“We’re telling millions of people to come to Colorado and purchase, but then they find it’s not legal to consume it,” said Kayvan Khalatbari, a Denver comedy club promoter. “People are going to consume whether we like it or not. It’s better to make sure it’s done appropriately.”
Denver entrepreneurs saw this dilemma as a new business opportunity—the cannabis club. First, clothing company Grassroots opened the “Break Room”, and a number of other “bring your own cannabis” clubs opened their doors in early 2015. However, on 4/20 Denver police began their raids on these clubs citing that they were operating without licenses—but there were no laws requiring a license to allow folks to smoke indoors.
As a response, Denver cannabis club supporters gathered signatures for what they called “The Limited Social Marijuana Consumption Initiative”. The initiative proposed allowing cannabis use in adult-only bars around the city. There was major support for the initiative, but in September its proponents put the initiative on hold. Though there was plenty of support, the Colorado Restaurant Association began to push back over concerns that their restaurants would become less appealing to non-smokers as the clouds of smoke rolled in.
So, instead of forcing an initiative that would alienate the proposed hosts of public marijuana consumption, supporters decided to revise the initiative in a way that would be successful without creating a divide in the thriving Denver service industry.
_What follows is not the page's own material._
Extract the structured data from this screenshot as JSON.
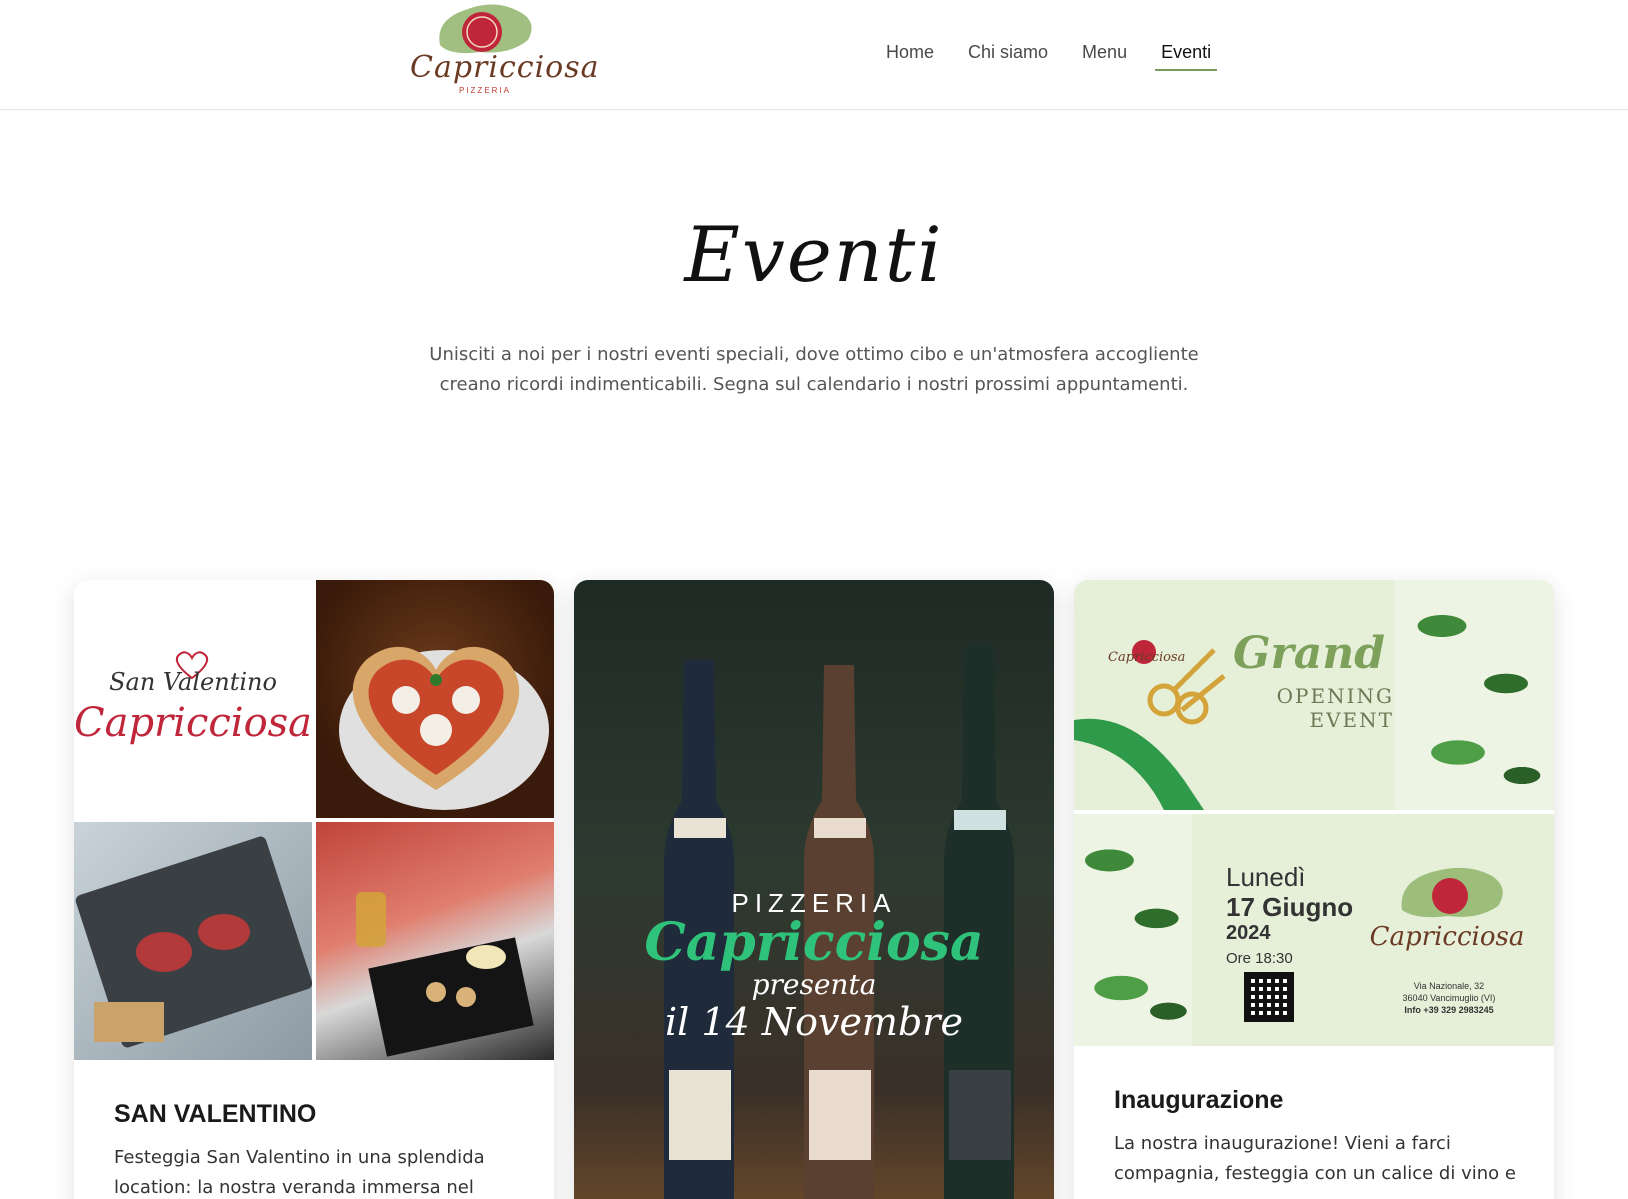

“My honest assessment is that we probably won’t have actual laws until the middle of next year,” Denver attorney and legal activist Brian Vicente said. “It’s going to have to develop community by community. What’s right for Denver may be different than another town.”
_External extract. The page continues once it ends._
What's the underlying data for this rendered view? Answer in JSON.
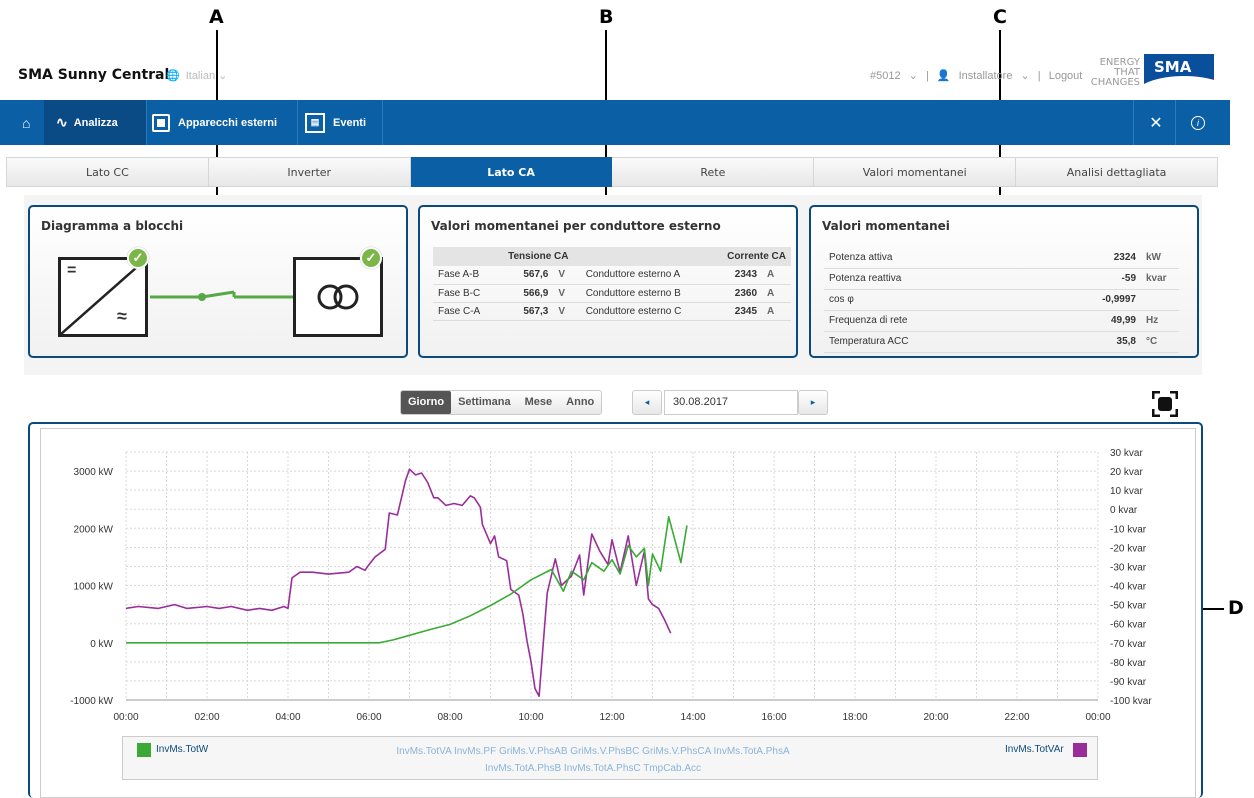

Maybe cannabis clubs are half a year away for Denver smokers, but another Colorado town, Nederland, has been operating a successful club for most of 2015. “Club Ned” is located near the center of the small mountain town and allows visitors to pay a $10 daily membership fee to come in and enjoy cannabis. Of course the club is a BYOC establishment, but there are a few dispensaries located within walking distance.
There is a clear desire in Colorado and other legalized states for legislation that allows cannabis clubs. People do not inherently want to cause problems with their cannabis consumption, but when faced with the decision to smoke or not to smoke—people are going to smoke.
What do you think about cannabis clubs opening in Colorado? Lets us know on social media and in the comments section below.